** Opening DATA FOR PROCESSING block **

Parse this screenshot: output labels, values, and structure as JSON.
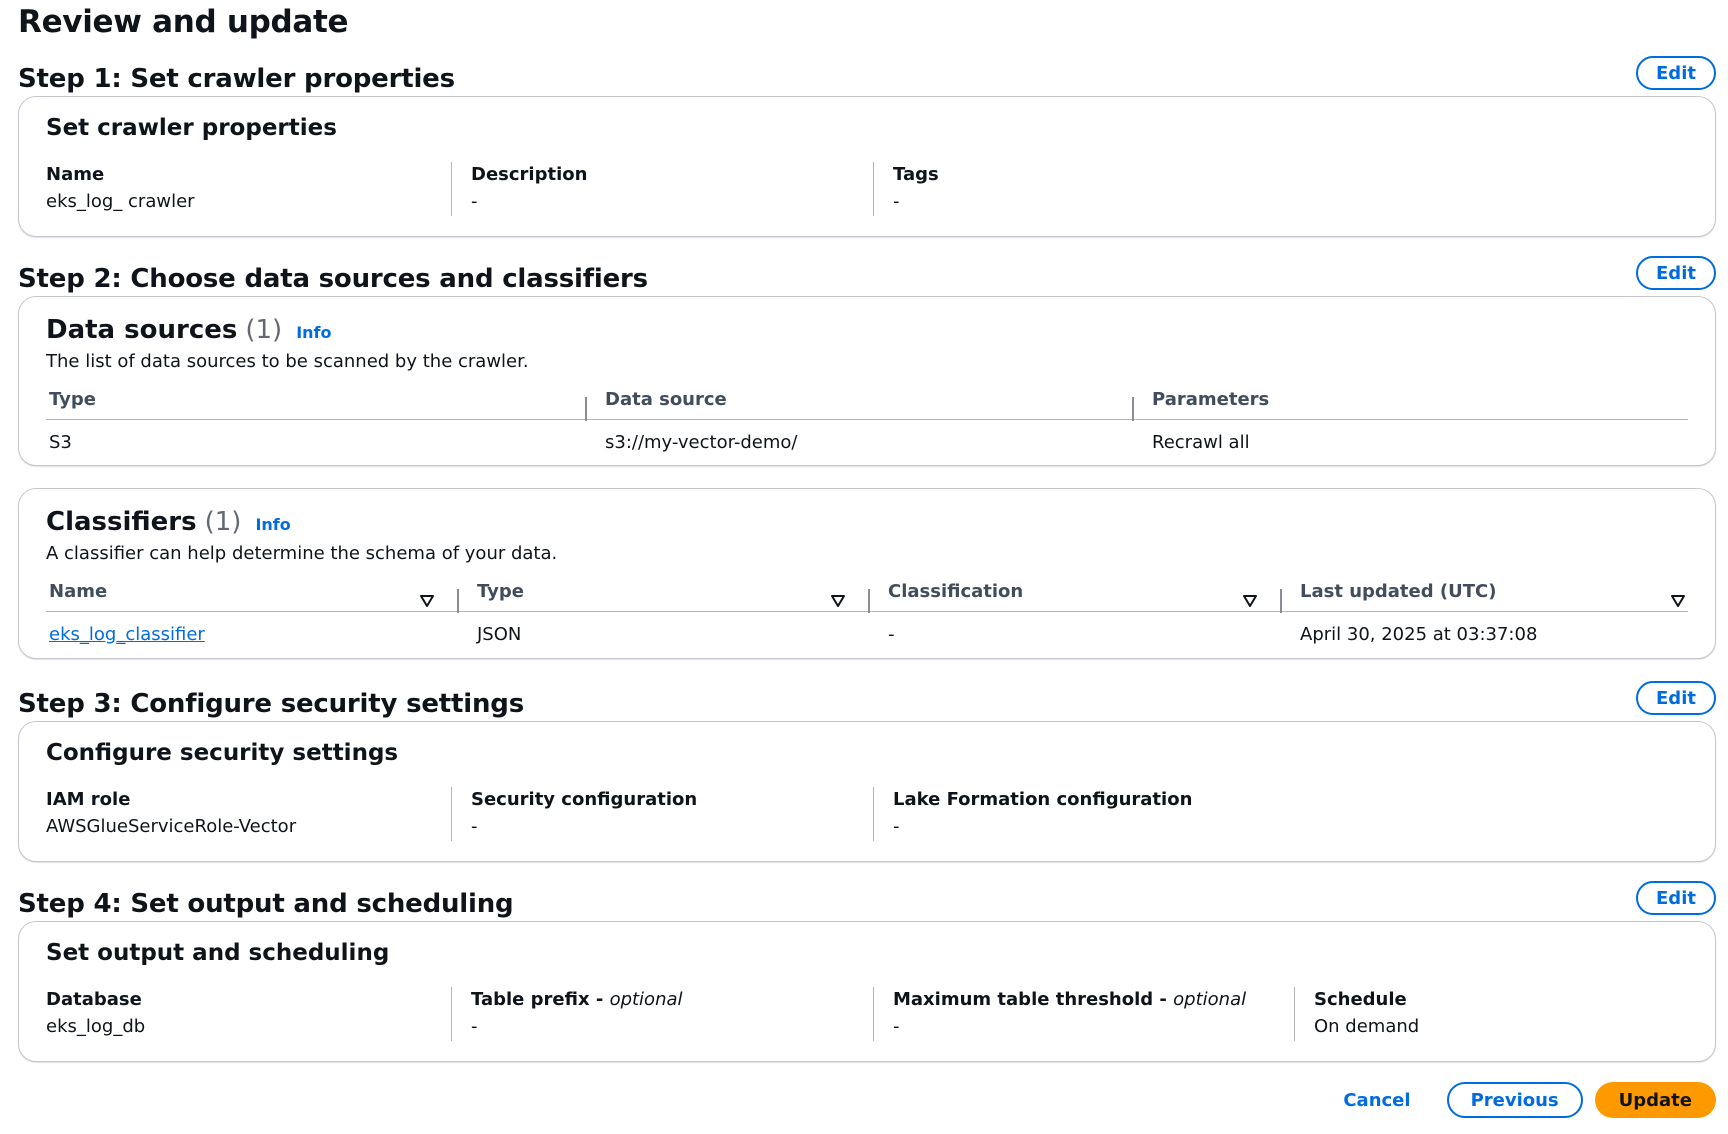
{
  "page": {
    "title": "Review and update"
  },
  "step1": {
    "title": "Step 1: Set crawler properties",
    "edit_label": "Edit",
    "card_title": "Set crawler properties",
    "fields": [
      {
        "label": "Name",
        "value": "eks_log_ crawler"
      },
      {
        "label": "Description",
        "value": "-"
      },
      {
        "label": "Tags",
        "value": "-"
      }
    ]
  },
  "step2": {
    "title": "Step 2: Choose data sources and classifiers",
    "edit_label": "Edit",
    "data_sources": {
      "title": "Data sources",
      "count": "(1)",
      "info": "Info",
      "description": "The list of data sources to be scanned by the crawler.",
      "columns": [
        "Type",
        "Data source",
        "Parameters"
      ],
      "rows": [
        [
          "S3",
          "s3://my-vector-demo/",
          "Recrawl all"
        ]
      ]
    },
    "classifiers": {
      "title": "Classifiers",
      "count": "(1)",
      "info": "Info",
      "description": "A classifier can help determine the schema of your data.",
      "columns": [
        "Name",
        "Type",
        "Classification",
        "Last updated (UTC)"
      ],
      "rows": [
        [
          "eks_log_classifier",
          "JSON",
          "-",
          "April 30, 2025 at 03:37:08"
        ]
      ]
    }
  },
  "step3": {
    "title": "Step 3: Configure security settings",
    "edit_label": "Edit",
    "card_title": "Configure security settings",
    "fields": [
      {
        "label": "IAM role",
        "value": "AWSGlueServiceRole-Vector"
      },
      {
        "label": "Security configuration",
        "value": "-"
      },
      {
        "label": "Lake Formation configuration",
        "value": "-"
      }
    ]
  },
  "step4": {
    "title": "Step 4: Set output and scheduling",
    "edit_label": "Edit",
    "card_title": "Set output and scheduling",
    "fields": [
      {
        "label": "Database",
        "optional": "",
        "value": "eks_log_db"
      },
      {
        "label": "Table prefix - ",
        "optional": "optional",
        "value": "-"
      },
      {
        "label": "Maximum table threshold - ",
        "optional": "optional",
        "value": "-"
      },
      {
        "label": "Schedule",
        "optional": "",
        "value": "On demand"
      }
    ]
  },
  "footer": {
    "cancel": "Cancel",
    "previous": "Previous",
    "update": "Update"
  },
  "colors": {
    "link": "#006ce0",
    "primary_button": "#ff9900"
  },
  "icons": {
    "sort": "caret-down-filter-icon"
  }
}
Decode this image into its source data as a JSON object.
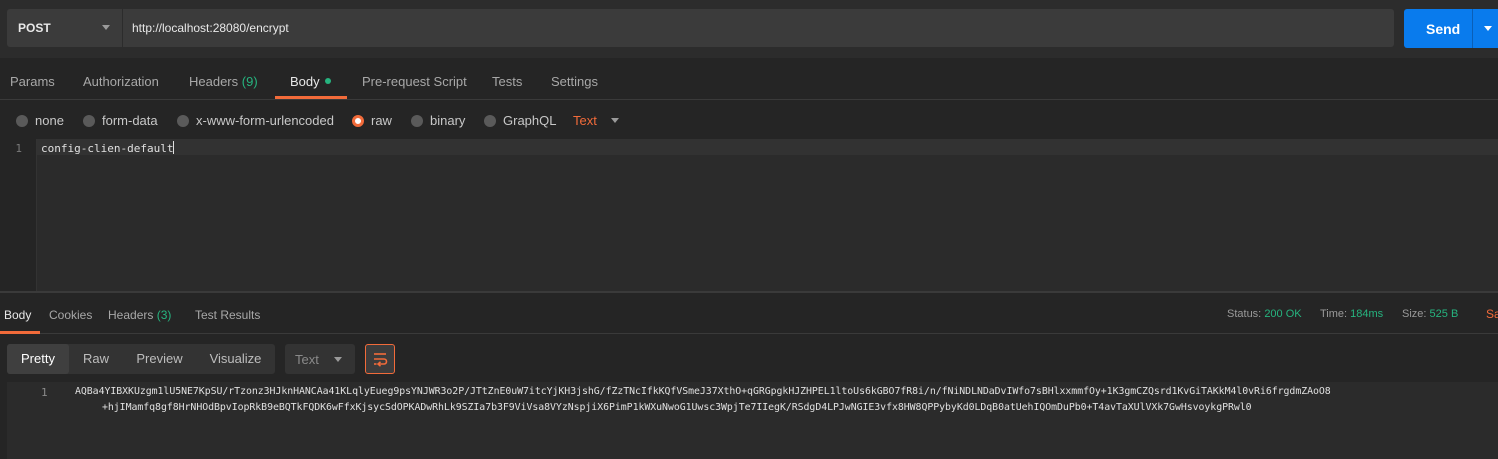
{
  "request": {
    "method": "POST",
    "url": "http://localhost:28080/encrypt",
    "send_label": "Send"
  },
  "request_tabs": [
    {
      "label": "Params"
    },
    {
      "label": "Authorization"
    },
    {
      "label": "Headers",
      "count": "(9)"
    },
    {
      "label": "Body",
      "active": true
    },
    {
      "label": "Pre-request Script"
    },
    {
      "label": "Tests"
    },
    {
      "label": "Settings"
    }
  ],
  "body_types": {
    "none": "none",
    "form_data": "form-data",
    "urlencoded": "x-www-form-urlencoded",
    "raw": "raw",
    "binary": "binary",
    "graphql": "GraphQL",
    "selected": "raw",
    "format": "Text"
  },
  "editor": {
    "line_number": "1",
    "content": "config-clien-default"
  },
  "response_tabs": {
    "body": "Body",
    "cookies": "Cookies",
    "headers": "Headers",
    "headers_count": "(3)",
    "test_results": "Test Results"
  },
  "response_meta": {
    "status_label": "Status:",
    "status_value": "200 OK",
    "time_label": "Time:",
    "time_value": "184ms",
    "size_label": "Size:",
    "size_value": "525 B",
    "save_label": "Sa"
  },
  "response_toolbar": {
    "pretty": "Pretty",
    "raw": "Raw",
    "preview": "Preview",
    "visualize": "Visualize",
    "format": "Text"
  },
  "response_body": {
    "line_number": "1",
    "line1": "AQBa4YIBXKUzgm1lU5NE7KpSU/rTzonz3HJknHANCAa41KLqlyEueg9psYNJWR3o2P/JTtZnE0uW7itcYjKH3jshG/fZzTNcIfkKQfVSmeJ37XthO+qGRGpgkHJZHPEL1ltoUs6kGBO7fR8i/n/fNiNDLNDaDvIWfo7sBHlxxmmfOy+1K3gmCZQsrd1KvGiTAKkM4l0vRi6frgdmZAoO8",
    "line2": "+hjIMamfq8gf8HrNHOdBpvIopRkB9eBQTkFQDK6wFfxKjsycSdOPKADwRhLk9SZIa7b3F9ViVsa8VYzNspjiX6PimP1kWXuNwoG1Uwsc3WpjTe7IIegK/RSdgD4LPJwNGIE3vfx8HW8QPPybyKd0LDqB0atUehIQOmDuPb0+T4avTaXUlVXk7GwHsvoykgPRwl0"
  },
  "colors": {
    "accent": "#f26b3a",
    "send": "#097bed",
    "success": "#26b47f"
  }
}
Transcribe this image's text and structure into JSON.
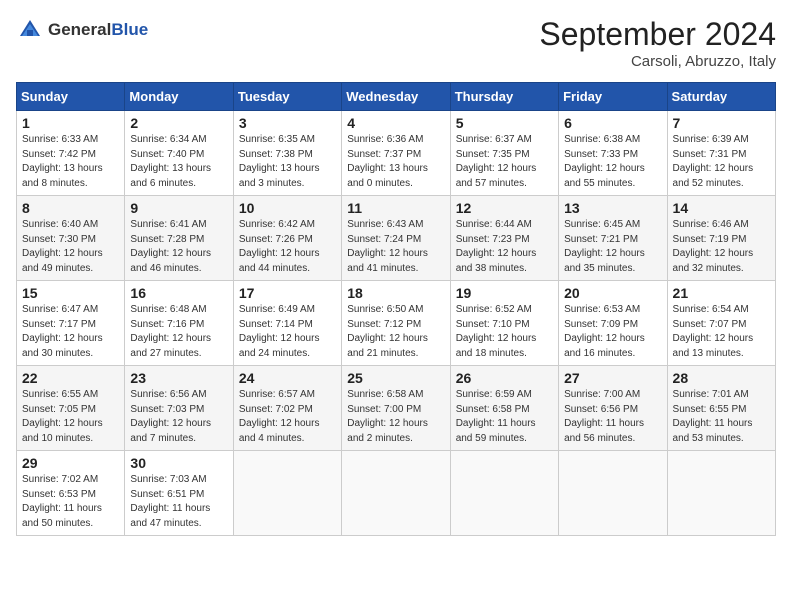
{
  "header": {
    "logo_general": "General",
    "logo_blue": "Blue",
    "month_title": "September 2024",
    "location": "Carsoli, Abruzzo, Italy"
  },
  "days_of_week": [
    "Sunday",
    "Monday",
    "Tuesday",
    "Wednesday",
    "Thursday",
    "Friday",
    "Saturday"
  ],
  "weeks": [
    [
      {
        "num": "1",
        "sunrise": "Sunrise: 6:33 AM",
        "sunset": "Sunset: 7:42 PM",
        "daylight": "Daylight: 13 hours and 8 minutes."
      },
      {
        "num": "2",
        "sunrise": "Sunrise: 6:34 AM",
        "sunset": "Sunset: 7:40 PM",
        "daylight": "Daylight: 13 hours and 6 minutes."
      },
      {
        "num": "3",
        "sunrise": "Sunrise: 6:35 AM",
        "sunset": "Sunset: 7:38 PM",
        "daylight": "Daylight: 13 hours and 3 minutes."
      },
      {
        "num": "4",
        "sunrise": "Sunrise: 6:36 AM",
        "sunset": "Sunset: 7:37 PM",
        "daylight": "Daylight: 13 hours and 0 minutes."
      },
      {
        "num": "5",
        "sunrise": "Sunrise: 6:37 AM",
        "sunset": "Sunset: 7:35 PM",
        "daylight": "Daylight: 12 hours and 57 minutes."
      },
      {
        "num": "6",
        "sunrise": "Sunrise: 6:38 AM",
        "sunset": "Sunset: 7:33 PM",
        "daylight": "Daylight: 12 hours and 55 minutes."
      },
      {
        "num": "7",
        "sunrise": "Sunrise: 6:39 AM",
        "sunset": "Sunset: 7:31 PM",
        "daylight": "Daylight: 12 hours and 52 minutes."
      }
    ],
    [
      {
        "num": "8",
        "sunrise": "Sunrise: 6:40 AM",
        "sunset": "Sunset: 7:30 PM",
        "daylight": "Daylight: 12 hours and 49 minutes."
      },
      {
        "num": "9",
        "sunrise": "Sunrise: 6:41 AM",
        "sunset": "Sunset: 7:28 PM",
        "daylight": "Daylight: 12 hours and 46 minutes."
      },
      {
        "num": "10",
        "sunrise": "Sunrise: 6:42 AM",
        "sunset": "Sunset: 7:26 PM",
        "daylight": "Daylight: 12 hours and 44 minutes."
      },
      {
        "num": "11",
        "sunrise": "Sunrise: 6:43 AM",
        "sunset": "Sunset: 7:24 PM",
        "daylight": "Daylight: 12 hours and 41 minutes."
      },
      {
        "num": "12",
        "sunrise": "Sunrise: 6:44 AM",
        "sunset": "Sunset: 7:23 PM",
        "daylight": "Daylight: 12 hours and 38 minutes."
      },
      {
        "num": "13",
        "sunrise": "Sunrise: 6:45 AM",
        "sunset": "Sunset: 7:21 PM",
        "daylight": "Daylight: 12 hours and 35 minutes."
      },
      {
        "num": "14",
        "sunrise": "Sunrise: 6:46 AM",
        "sunset": "Sunset: 7:19 PM",
        "daylight": "Daylight: 12 hours and 32 minutes."
      }
    ],
    [
      {
        "num": "15",
        "sunrise": "Sunrise: 6:47 AM",
        "sunset": "Sunset: 7:17 PM",
        "daylight": "Daylight: 12 hours and 30 minutes."
      },
      {
        "num": "16",
        "sunrise": "Sunrise: 6:48 AM",
        "sunset": "Sunset: 7:16 PM",
        "daylight": "Daylight: 12 hours and 27 minutes."
      },
      {
        "num": "17",
        "sunrise": "Sunrise: 6:49 AM",
        "sunset": "Sunset: 7:14 PM",
        "daylight": "Daylight: 12 hours and 24 minutes."
      },
      {
        "num": "18",
        "sunrise": "Sunrise: 6:50 AM",
        "sunset": "Sunset: 7:12 PM",
        "daylight": "Daylight: 12 hours and 21 minutes."
      },
      {
        "num": "19",
        "sunrise": "Sunrise: 6:52 AM",
        "sunset": "Sunset: 7:10 PM",
        "daylight": "Daylight: 12 hours and 18 minutes."
      },
      {
        "num": "20",
        "sunrise": "Sunrise: 6:53 AM",
        "sunset": "Sunset: 7:09 PM",
        "daylight": "Daylight: 12 hours and 16 minutes."
      },
      {
        "num": "21",
        "sunrise": "Sunrise: 6:54 AM",
        "sunset": "Sunset: 7:07 PM",
        "daylight": "Daylight: 12 hours and 13 minutes."
      }
    ],
    [
      {
        "num": "22",
        "sunrise": "Sunrise: 6:55 AM",
        "sunset": "Sunset: 7:05 PM",
        "daylight": "Daylight: 12 hours and 10 minutes."
      },
      {
        "num": "23",
        "sunrise": "Sunrise: 6:56 AM",
        "sunset": "Sunset: 7:03 PM",
        "daylight": "Daylight: 12 hours and 7 minutes."
      },
      {
        "num": "24",
        "sunrise": "Sunrise: 6:57 AM",
        "sunset": "Sunset: 7:02 PM",
        "daylight": "Daylight: 12 hours and 4 minutes."
      },
      {
        "num": "25",
        "sunrise": "Sunrise: 6:58 AM",
        "sunset": "Sunset: 7:00 PM",
        "daylight": "Daylight: 12 hours and 2 minutes."
      },
      {
        "num": "26",
        "sunrise": "Sunrise: 6:59 AM",
        "sunset": "Sunset: 6:58 PM",
        "daylight": "Daylight: 11 hours and 59 minutes."
      },
      {
        "num": "27",
        "sunrise": "Sunrise: 7:00 AM",
        "sunset": "Sunset: 6:56 PM",
        "daylight": "Daylight: 11 hours and 56 minutes."
      },
      {
        "num": "28",
        "sunrise": "Sunrise: 7:01 AM",
        "sunset": "Sunset: 6:55 PM",
        "daylight": "Daylight: 11 hours and 53 minutes."
      }
    ],
    [
      {
        "num": "29",
        "sunrise": "Sunrise: 7:02 AM",
        "sunset": "Sunset: 6:53 PM",
        "daylight": "Daylight: 11 hours and 50 minutes."
      },
      {
        "num": "30",
        "sunrise": "Sunrise: 7:03 AM",
        "sunset": "Sunset: 6:51 PM",
        "daylight": "Daylight: 11 hours and 47 minutes."
      },
      null,
      null,
      null,
      null,
      null
    ]
  ]
}
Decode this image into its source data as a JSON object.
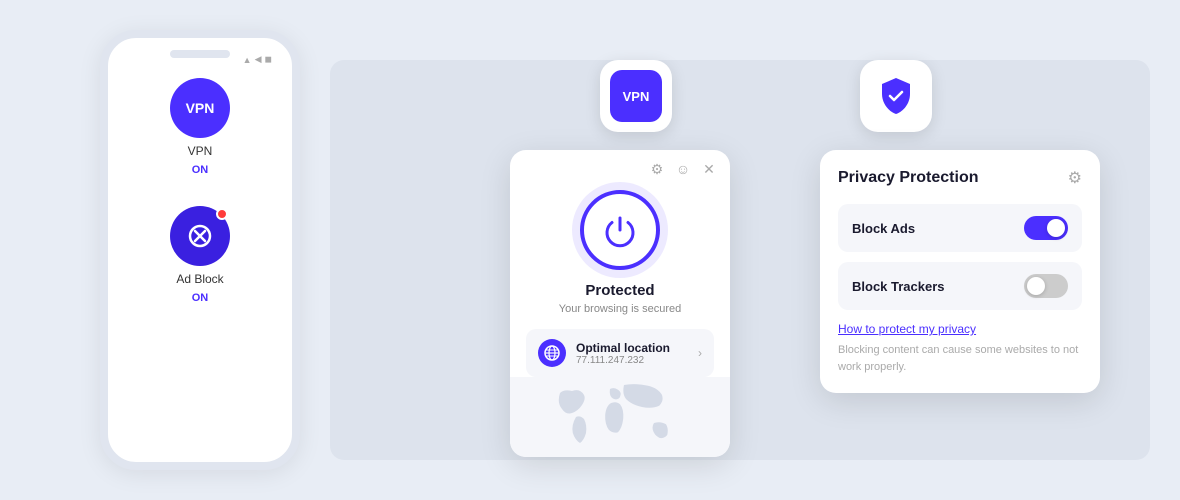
{
  "background": {
    "color": "#e8edf5"
  },
  "phone": {
    "status_text": "●●● ▲ ◀",
    "vpn_label": "VPN",
    "vpn_status": "ON",
    "adblock_label": "Ad Block",
    "adblock_status": "ON"
  },
  "vpn_badge": {
    "label": "VPN"
  },
  "vpn_popup": {
    "status_title": "Protected",
    "status_subtitle": "Your browsing is secured",
    "location_name": "Optimal location",
    "location_ip": "77.111.247.232"
  },
  "shield_badge": {
    "icon": "shield-check"
  },
  "privacy_panel": {
    "title": "Privacy Protection",
    "block_ads_label": "Block Ads",
    "block_ads_on": true,
    "block_trackers_label": "Block Trackers",
    "block_trackers_on": false,
    "link_text": "How to protect my privacy",
    "note_text": "Blocking content can cause some websites to not work properly."
  }
}
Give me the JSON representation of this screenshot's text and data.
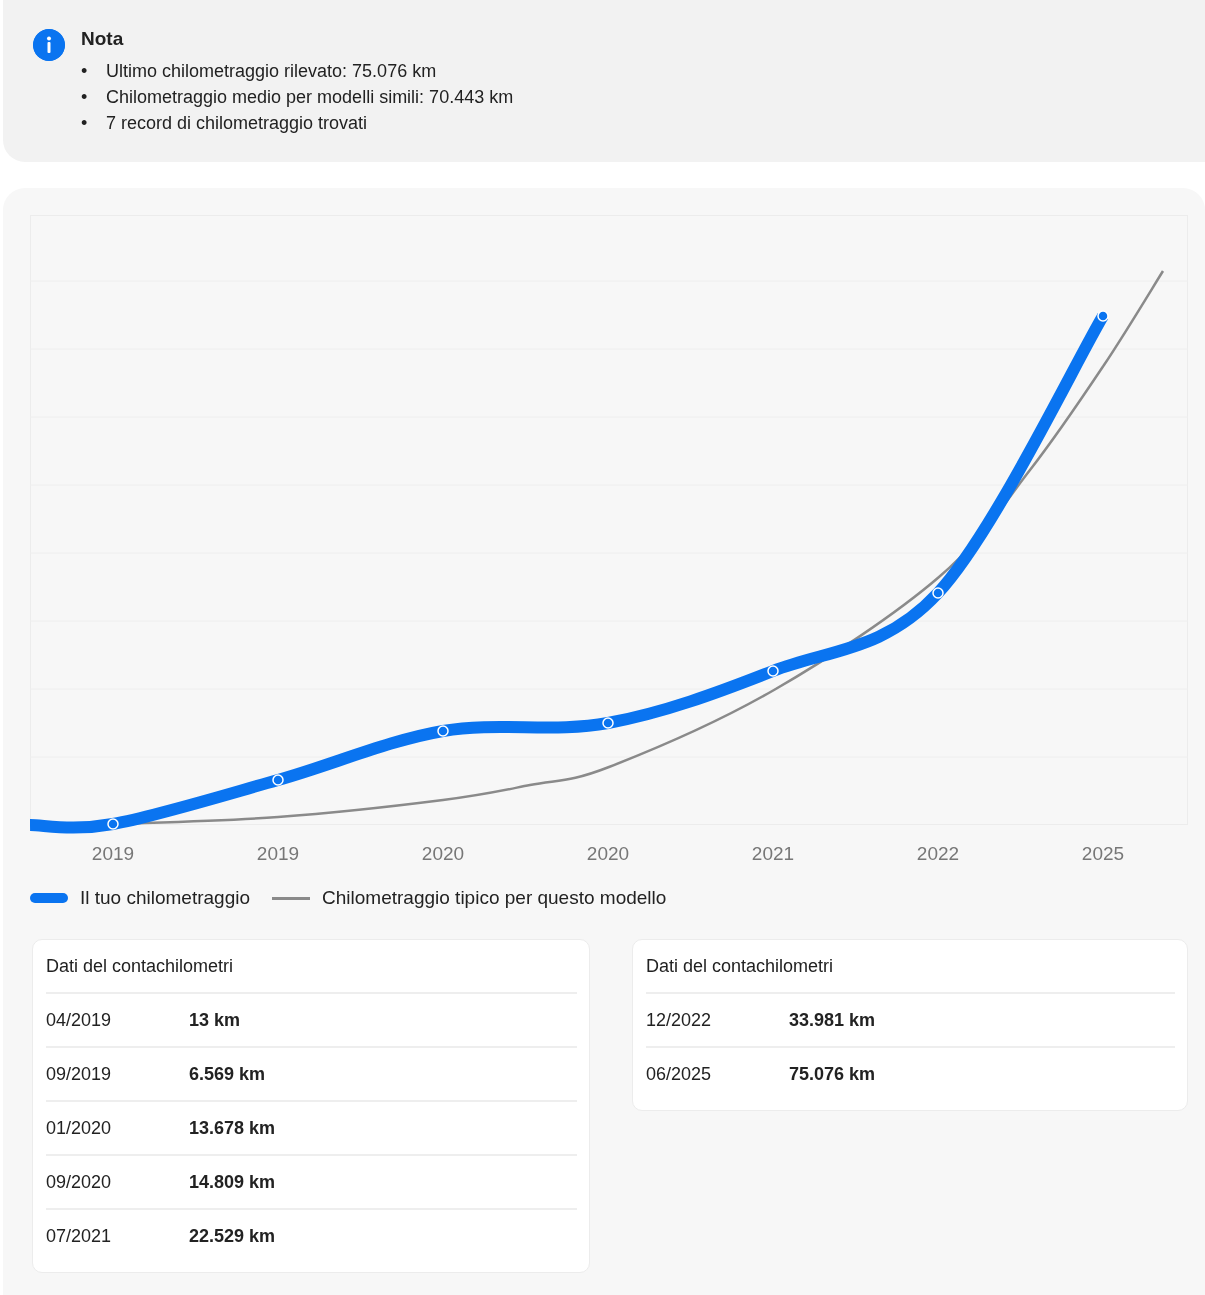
{
  "note": {
    "title": "Nota",
    "items": [
      {
        "bullet": "•",
        "text": "Ultimo chilometraggio rilevato: 75.076 km"
      },
      {
        "bullet": "•",
        "text": "Chilometraggio medio per modelli simili: 70.443 km"
      },
      {
        "bullet": "•",
        "text": "7 record di chilometraggio trovati"
      }
    ]
  },
  "chart": {
    "x_labels": [
      "2019",
      "2019",
      "2020",
      "2020",
      "2021",
      "2022",
      "2025"
    ],
    "legend": [
      {
        "kind": "thick",
        "label": "Il tuo chilometraggio",
        "color": "#0a74f0"
      },
      {
        "kind": "thin",
        "label": "Chilometraggio tipico per questo modello",
        "color": "#8a8a8a"
      }
    ]
  },
  "tables": [
    {
      "title": "Dati del contachilometri",
      "rows": [
        {
          "date": "04/2019",
          "km": "13 km"
        },
        {
          "date": "09/2019",
          "km": "6.569 km"
        },
        {
          "date": "01/2020",
          "km": "13.678 km"
        },
        {
          "date": "09/2020",
          "km": "14.809 km"
        },
        {
          "date": "07/2021",
          "km": "22.529 km"
        }
      ]
    },
    {
      "title": "Dati del contachilometri",
      "rows": [
        {
          "date": "12/2022",
          "km": "33.981 km"
        },
        {
          "date": "06/2025",
          "km": "75.076 km"
        }
      ]
    }
  ]
}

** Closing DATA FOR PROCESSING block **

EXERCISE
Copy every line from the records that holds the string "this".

TASK SOLUTION
Parse this screenshot: output labels, values, and structure as JSON.
Decode this image into its source data as a JSON object.
Transcribe this image's text and structure into JSON.
Decode this image into its source data as a JSON object.
Give me the JSON representation of this screenshot's text and data.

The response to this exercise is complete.